If you stay within the city centre there is no need to get the public transport as everything can be found in walking distance.
At a first glance, there might not seem much to see and do in Skopje, but as you start exploring you will find plenty to occupy tour time with. From culture and museums, to art, shopping and entertainment.Not forgetting the Old Bazaar located within walking from the centre.The main attractions in the city are: Macedonia Square,is the main square of Skopje.It is located in the central part of the city, and it crosses the Vardar River. Museum of the Macedonian Struggle for Sovereignty and Independence - Museum of VMRO, is a museum of the Victims of the Communist Regime.

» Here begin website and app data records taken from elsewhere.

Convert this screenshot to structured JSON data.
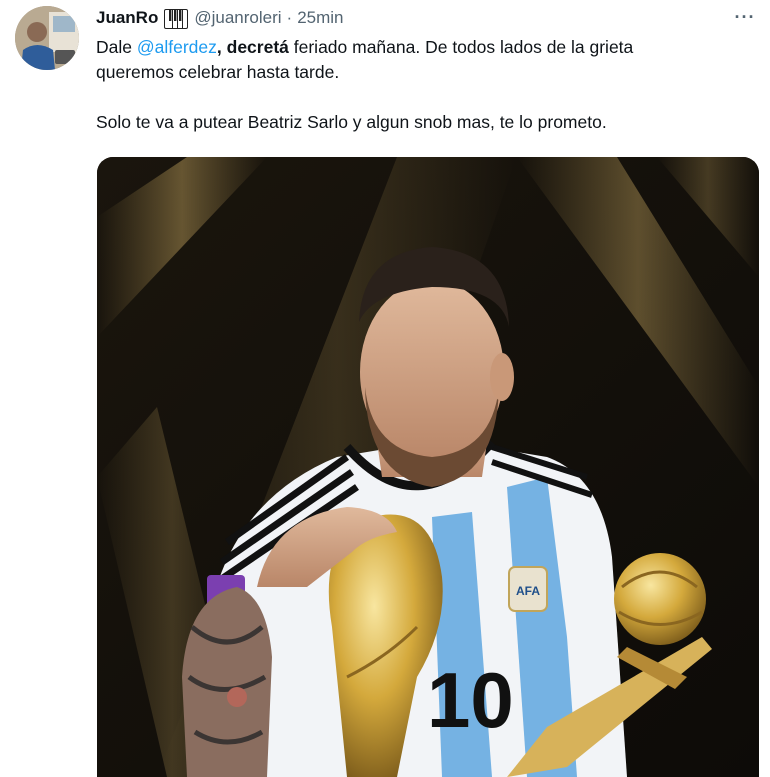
{
  "tweet": {
    "author": {
      "display_name": "JuanRo",
      "badge_icon": "piano-keys-icon",
      "handle": "@juanroleri"
    },
    "separator": "·",
    "time": "25min",
    "more_label": "···",
    "text": {
      "line1": {
        "prefix": "Dale ",
        "mention": "@alferdez",
        "comma": ", ",
        "bold": "decretá",
        "rest": " feriado mañana. De todos lados de la grieta"
      },
      "line2": "queremos celebrar hasta tarde.",
      "line3": "Solo te va a putear Beatriz Sarlo y algun snob mas, te lo prometo."
    },
    "media": {
      "jersey_number": "10",
      "crest_text": "AFA"
    }
  },
  "colors": {
    "link": "#1d9bf0",
    "secondary_text": "#536471",
    "primary_text": "#0f1419"
  }
}
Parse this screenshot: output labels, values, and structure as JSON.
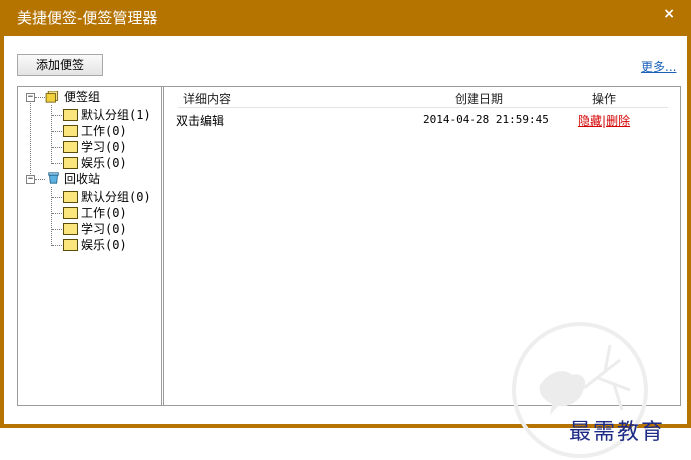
{
  "window": {
    "title": "美捷便签-便签管理器",
    "close_glyph": "×",
    "accent_color": "#b57300"
  },
  "toolbar": {
    "add_button_label": "添加便签",
    "more_link_label": "更多..."
  },
  "tree": {
    "groups": {
      "label": "便签组",
      "expand_glyph": "−",
      "children": [
        "默认分组(1)",
        "工作(0)",
        "学习(0)",
        "娱乐(0)"
      ]
    },
    "recycle": {
      "label": "回收站",
      "expand_glyph": "−",
      "children": [
        "默认分组(0)",
        "工作(0)",
        "学习(0)",
        "娱乐(0)"
      ]
    }
  },
  "table": {
    "columns": [
      "详细内容",
      "创建日期",
      "操作"
    ],
    "rows": [
      {
        "content": "双击编辑",
        "date": "2014-04-28 21:59:45",
        "hide": "隐藏",
        "separator": "|",
        "delete": "删除"
      }
    ]
  },
  "watermark": {
    "text": "最需教育",
    "icon": "bird-on-branch-logo"
  }
}
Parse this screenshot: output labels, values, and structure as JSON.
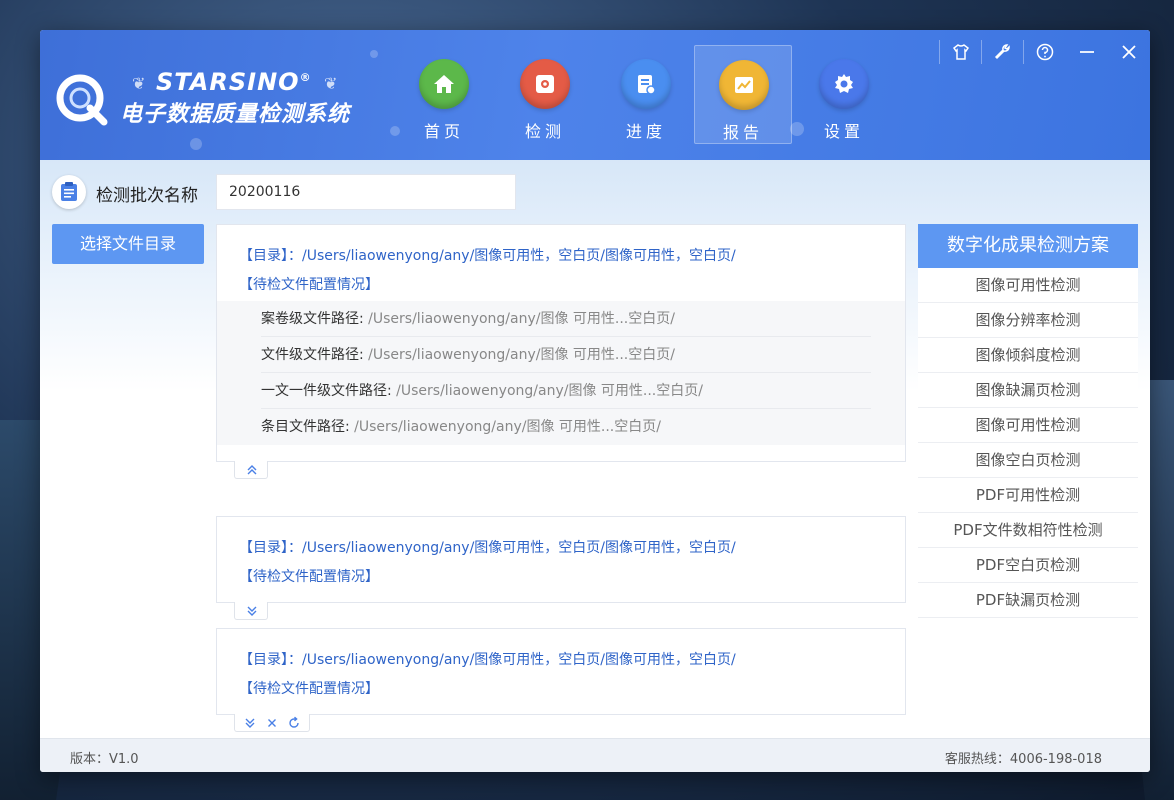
{
  "header": {
    "brand": "STARSINO",
    "brand_mark": "®",
    "subtitle": "电子数据质量检测系统"
  },
  "nav": [
    {
      "label": "首页",
      "color": "#5cb84a",
      "icon": "home-icon"
    },
    {
      "label": "检测",
      "color": "#e45b46",
      "icon": "inspect-icon"
    },
    {
      "label": "进度",
      "color": "#4a8ef0",
      "icon": "progress-icon"
    },
    {
      "label": "报告",
      "color": "#f0b635",
      "icon": "report-icon",
      "active": true
    },
    {
      "label": "设置",
      "color": "#4a78ea",
      "icon": "gear-icon"
    }
  ],
  "window_controls": [
    "skin-icon",
    "wrench-icon",
    "help-icon",
    "minimize-icon",
    "close-icon"
  ],
  "batch": {
    "label": "检测批次名称",
    "value": "20200116"
  },
  "select_button": "选择文件目录",
  "cards": [
    {
      "path_label": "【目录】：",
      "path": "/Users/liaowenyong/any/图像可用性，空白页/图像可用性，空白页/",
      "config_label": "【待检文件配置情况】",
      "details": [
        {
          "label": "案卷级文件路径: ",
          "value": "/Users/liaowenyong/any/图像 可用性...空白页/"
        },
        {
          "label": "文件级文件路径: ",
          "value": "/Users/liaowenyong/any/图像 可用性...空白页/"
        },
        {
          "label": "一文一件级文件路径: ",
          "value": "/Users/liaowenyong/any/图像 可用性...空白页/"
        },
        {
          "label": "条目文件路径: ",
          "value": "/Users/liaowenyong/any/图像 可用性...空白页/"
        }
      ]
    },
    {
      "path_label": "【目录】：",
      "path": "/Users/liaowenyong/any/图像可用性，空白页/图像可用性，空白页/",
      "config_label": "【待检文件配置情况】"
    },
    {
      "path_label": "【目录】：",
      "path": "/Users/liaowenyong/any/图像可用性，空白页/图像可用性，空白页/",
      "config_label": "【待检文件配置情况】"
    }
  ],
  "side_panel": {
    "title": "数字化成果检测方案",
    "items": [
      "图像可用性检测",
      "图像分辨率检测",
      "图像倾斜度检测",
      "图像缺漏页检测",
      "图像可用性检测",
      "图像空白页检测",
      "PDF可用性检测",
      "PDF文件数相符性检测",
      "PDF空白页检测",
      "PDF缺漏页检测"
    ]
  },
  "footer": {
    "version": "版本：V1.0",
    "hotline": "客服热线：4006-198-018"
  },
  "colors": {
    "accent": "#5d97f2",
    "header": "#4a80e6",
    "link_text": "#2f64c8"
  }
}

The Stone Bridge, which connects the old and the new part of the city, it's of importance as it was destroyed several times over history. It's a symbol of the unification of the city and independence of Macedonia.The Millennium Cross, located on the top of Vodno Mountain. Good views are obseved from here to the city and the sorroundings. To get there you need to go by bus from the Bus Station (next to the main international bus station) and take a bus with dicrection to Millennium Cross, which leaves every 30min from 8.30 to 15h. Once you get to the the top there is a cable car which takes you to the cross. Be aware the last cable car goes down at 16h and soon after the bus back to the city.Museum of the City of Skopje, Founded in 1949, it is located in a former railway station that was partly destroyed in the 1963 earthquake. The Macedonian Orthodox Church. Porta Macedonia is a triumphal arch located on Pella Square in Skopje, completed in January 2012.

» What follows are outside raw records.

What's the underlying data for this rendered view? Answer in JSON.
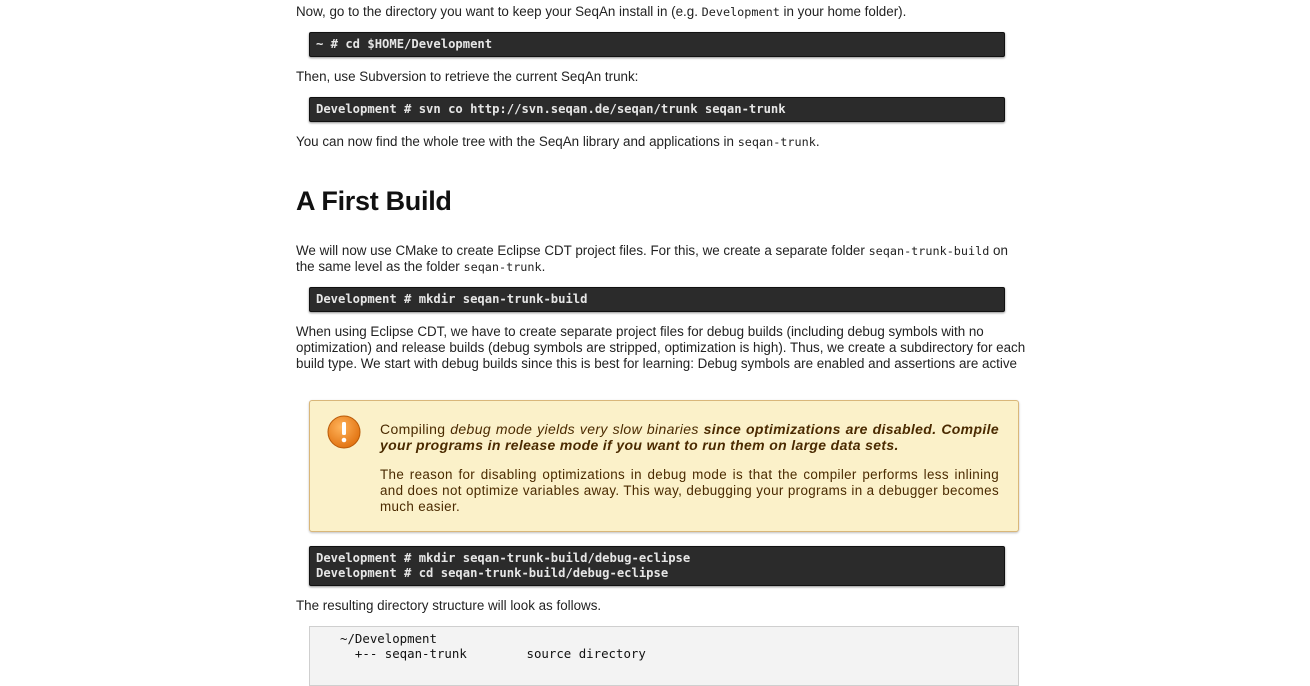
{
  "intro": {
    "p1_prefix": "Now, go to the directory you want to keep your SeqAn install in (e.g. ",
    "p1_code": "Development",
    "p1_suffix": " in your home folder).",
    "cmd1": "~ # cd $HOME/Development",
    "p2": "Then, use Subversion to retrieve the current SeqAn trunk:",
    "cmd2": "Development # svn co http://svn.seqan.de/seqan/trunk seqan-trunk",
    "p3_prefix": "You can now find the whole tree with the SeqAn library and applications in ",
    "p3_code": "seqan-trunk",
    "p3_suffix": "."
  },
  "section": {
    "heading": "A First Build",
    "p4_prefix": "We will now use CMake to create Eclipse CDT project files. For this, we create a separate folder ",
    "p4_code1": "seqan-trunk-build",
    "p4_mid": " on the same level as the folder ",
    "p4_code2": "seqan-trunk",
    "p4_suffix": ".",
    "cmd3": "Development # mkdir seqan-trunk-build",
    "p5": "When using Eclipse CDT, we have to create separate project files for debug builds (including debug symbols with no optimization) and release builds (debug symbols are stripped, optimization is high). Thus, we create a subdirectory for each build type. We start with debug builds since this is best for learning: Debug symbols are enabled and assertions are active"
  },
  "warning": {
    "icon": "exclamation-icon",
    "w_plain": "Compiling ",
    "w_italic": "debug mode yields very slow binaries",
    "w_bold_italic": " since optimizations are disabled. Compile your programs in release mode if you want to run them on large data sets.",
    "body": "The reason for disabling optimizations in debug mode is that the compiler performs less inlining and does not optimize variables away. This way, debugging your programs in a debugger becomes much easier."
  },
  "commands": {
    "cmd4": "Development # mkdir seqan-trunk-build/debug-eclipse",
    "cmd5": "Development # cd seqan-trunk-build/debug-eclipse"
  },
  "structure": {
    "p6": "The resulting directory structure will look as follows.",
    "rows": [
      "~/Development",
      "  +-- seqan-trunk        source directory"
    ]
  },
  "colors": {
    "terminal_bg": "#2b2b2b",
    "warning_bg": "#fbf1c9",
    "warning_icon": "#f08a1c"
  }
}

The best idea for shopping and spending a nice afternoon is to go to the The Old Bazaar, situated on the eastern bank of the Vardar River, stretching from the Stone Bridge to the Bit-Pazar and from the Skopje Fortress to the Serava river.You will all kind of curious shops, souvenirs and cafes.Nearby you will find points of interest like the Mustafa Pasha Mosque and the Tvrdina Kale Fortress, easy to reach, offering great views over the city and river. Inside the ruins, there are two mini museum. Also near by the Museum of Macedonia is a national institution and one of the oldest museums in the country.

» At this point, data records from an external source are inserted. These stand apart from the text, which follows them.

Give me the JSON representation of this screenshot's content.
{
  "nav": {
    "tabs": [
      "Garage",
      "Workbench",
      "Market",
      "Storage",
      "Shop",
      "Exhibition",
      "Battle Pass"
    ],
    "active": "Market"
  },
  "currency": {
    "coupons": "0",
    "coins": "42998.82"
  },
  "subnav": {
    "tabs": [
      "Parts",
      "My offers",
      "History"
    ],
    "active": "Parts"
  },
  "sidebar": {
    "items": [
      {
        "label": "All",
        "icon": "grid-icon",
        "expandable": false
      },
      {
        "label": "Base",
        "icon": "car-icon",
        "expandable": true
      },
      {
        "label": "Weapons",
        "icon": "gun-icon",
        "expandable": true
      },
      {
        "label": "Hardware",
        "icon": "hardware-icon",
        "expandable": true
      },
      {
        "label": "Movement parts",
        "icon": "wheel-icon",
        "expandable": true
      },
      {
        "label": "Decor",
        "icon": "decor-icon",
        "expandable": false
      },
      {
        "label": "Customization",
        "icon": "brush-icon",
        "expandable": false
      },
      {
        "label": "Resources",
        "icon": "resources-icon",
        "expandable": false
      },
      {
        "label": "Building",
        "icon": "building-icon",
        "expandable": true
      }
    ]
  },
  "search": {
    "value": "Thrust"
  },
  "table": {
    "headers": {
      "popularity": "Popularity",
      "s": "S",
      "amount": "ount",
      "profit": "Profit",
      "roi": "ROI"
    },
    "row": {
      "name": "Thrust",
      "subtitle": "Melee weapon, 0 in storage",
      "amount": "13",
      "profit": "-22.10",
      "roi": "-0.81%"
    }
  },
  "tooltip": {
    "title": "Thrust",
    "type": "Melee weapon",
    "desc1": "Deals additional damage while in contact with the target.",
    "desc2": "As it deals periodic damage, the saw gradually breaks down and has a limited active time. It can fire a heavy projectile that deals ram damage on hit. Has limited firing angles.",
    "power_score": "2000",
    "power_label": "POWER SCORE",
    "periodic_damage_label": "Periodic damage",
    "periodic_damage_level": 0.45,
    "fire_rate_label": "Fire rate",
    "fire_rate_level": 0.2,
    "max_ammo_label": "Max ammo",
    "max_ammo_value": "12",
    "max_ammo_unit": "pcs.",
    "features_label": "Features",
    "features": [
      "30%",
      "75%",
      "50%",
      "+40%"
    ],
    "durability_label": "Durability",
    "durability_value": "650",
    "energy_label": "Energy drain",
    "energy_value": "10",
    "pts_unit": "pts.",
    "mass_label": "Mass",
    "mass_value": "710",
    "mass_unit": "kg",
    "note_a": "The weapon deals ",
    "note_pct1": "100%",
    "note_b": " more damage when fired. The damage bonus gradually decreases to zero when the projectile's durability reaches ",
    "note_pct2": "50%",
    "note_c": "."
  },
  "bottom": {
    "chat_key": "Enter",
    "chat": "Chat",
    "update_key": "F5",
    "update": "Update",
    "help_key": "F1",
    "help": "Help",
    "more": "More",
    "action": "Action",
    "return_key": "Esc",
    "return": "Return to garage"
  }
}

In Skopje it's not a problem to find reasonable.Hotels, apartments and also Airbnb. Prices are more competitive, due to the low currency. However quality is not as good as other European countries, therefore it's important to compare and look at reviews online. A 3 star hotel in Macedonia could be a 1 star in Europe. You can find Hotels for £20 per night in the city centre area.
Staying closer to the city centre is also recommended , as transportation can be difficult to understand at the beginning.
TIP: Skopje is safe, however always lock your luggage after leaving. On the street don't expose valuables nor over dress. Do not look as a tourist, try to dress in darker clothes and don't wear any excessive jewellery.
Essentially the city centre and it's surroundings can be seen in one day. However if you prefer to learn a bit more about the culture, visit museums and walk around then 3 nights would be ideal. As part of travelling through Macedonia many people make it a transit stop, so connecting to other capitals might be a good idea, and stay in Skopje a couple of nights.